Afterward, B’s head coach Claude Julien expressed frustration with the hit.

“It will be interesting how that is being reviewed, and especially to an elite player in the league who’€™s had some [concussion] issues in the past,” Julien said, per WEEI. “I hope they look at it seriously. In my mind, I don’€™t see why there wouldn’t be further consequences [for] that.”

Bergeron said that, while it was “definitely a hit to the head,” Burmistrov did come up to him afterward and apologized.

According to sources of CSNNE’s Joe Haggerty, Burmistrov received a warning from the Department of Player Safety.


After lopsided loss, Julien says it’s ‘not about the young D’

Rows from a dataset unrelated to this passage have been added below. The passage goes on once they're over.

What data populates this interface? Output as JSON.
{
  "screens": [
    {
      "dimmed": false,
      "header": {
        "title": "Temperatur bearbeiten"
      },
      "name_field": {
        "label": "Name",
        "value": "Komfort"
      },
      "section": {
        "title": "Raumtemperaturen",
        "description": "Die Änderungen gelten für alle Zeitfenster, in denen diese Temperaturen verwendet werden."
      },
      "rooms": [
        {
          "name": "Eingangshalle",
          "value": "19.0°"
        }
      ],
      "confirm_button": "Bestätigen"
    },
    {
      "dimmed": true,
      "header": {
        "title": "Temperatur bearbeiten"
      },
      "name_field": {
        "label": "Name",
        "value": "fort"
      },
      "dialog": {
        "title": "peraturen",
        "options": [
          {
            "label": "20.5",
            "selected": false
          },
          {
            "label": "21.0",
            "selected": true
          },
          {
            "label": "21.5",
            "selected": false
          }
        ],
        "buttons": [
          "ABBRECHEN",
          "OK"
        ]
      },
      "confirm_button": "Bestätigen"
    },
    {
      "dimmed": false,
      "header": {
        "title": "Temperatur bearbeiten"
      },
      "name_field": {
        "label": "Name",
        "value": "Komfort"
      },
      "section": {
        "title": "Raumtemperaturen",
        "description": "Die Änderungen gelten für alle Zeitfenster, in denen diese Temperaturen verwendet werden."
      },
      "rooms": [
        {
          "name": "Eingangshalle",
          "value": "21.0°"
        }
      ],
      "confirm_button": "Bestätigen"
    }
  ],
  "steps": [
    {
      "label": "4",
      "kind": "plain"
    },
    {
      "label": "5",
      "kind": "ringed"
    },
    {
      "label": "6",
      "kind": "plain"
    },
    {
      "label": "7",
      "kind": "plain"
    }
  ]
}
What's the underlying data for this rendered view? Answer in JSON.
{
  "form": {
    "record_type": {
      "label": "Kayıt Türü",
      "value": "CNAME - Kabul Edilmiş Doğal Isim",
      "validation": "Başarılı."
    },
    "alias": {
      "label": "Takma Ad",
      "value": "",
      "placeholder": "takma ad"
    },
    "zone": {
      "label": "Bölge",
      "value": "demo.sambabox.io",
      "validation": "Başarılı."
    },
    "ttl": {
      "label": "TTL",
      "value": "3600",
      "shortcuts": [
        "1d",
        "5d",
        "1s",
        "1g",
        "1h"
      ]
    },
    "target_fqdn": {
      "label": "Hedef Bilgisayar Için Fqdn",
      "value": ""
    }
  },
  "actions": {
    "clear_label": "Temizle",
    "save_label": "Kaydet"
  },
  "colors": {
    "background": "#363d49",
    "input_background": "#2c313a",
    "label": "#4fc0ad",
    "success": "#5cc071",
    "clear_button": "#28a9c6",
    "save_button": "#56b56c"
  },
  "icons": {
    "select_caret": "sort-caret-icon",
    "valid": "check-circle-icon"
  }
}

Claude Julien

The Boston Bruins’ young, makeshift defense failed to come through Thursday night as the B’s were thumped, 6-2, on home ice by the Winnipeg Jets.

Without injured veterans Zdeno Chara and Dennis Seidenberg, the defensive pairings were as follows:

Torey KrugAdam McQuaid
Joe MorrowKevan Miller
Matt IrwinZach Trotman

And let’s just say, turnovers were a factor:

That was Irwin getting checked off the puck there.

“I had the puck behind the net, and I went to one side of the net, and then I just didn’t use the net to my advantage,” he explained afterwards, per CSN New England. “He got his stick in there, obviously stripped me of the puck, and we all know what happened after that. I take full blame for that one.”

But head coach Claude Julien wasn’t willing to blame inexperience for the poor outing.

“It’s not about youth. It’s not about the young D,” said Julien. “It’s about our game without the puck. I think we might have gotten a little excited here about our offense and forgot about the other part of our game.”

And to be fair, even Boston’s more accomplished d-men had their challenging moments.

Here’s Krug failing to get position on Nicolas Petan in front of the Bruins’ net:

All in all, it was a tough night.

“We’ll correct those [mistakes] tomorrow in practice,” said Irwin. “We’re a confident group in here. We liked our offense. We liked the chances we were getting. All those mistakes, D-zone, are something that we’re going to work on and get better every day.”

The Bruins host their rivals from Montreal on Saturday.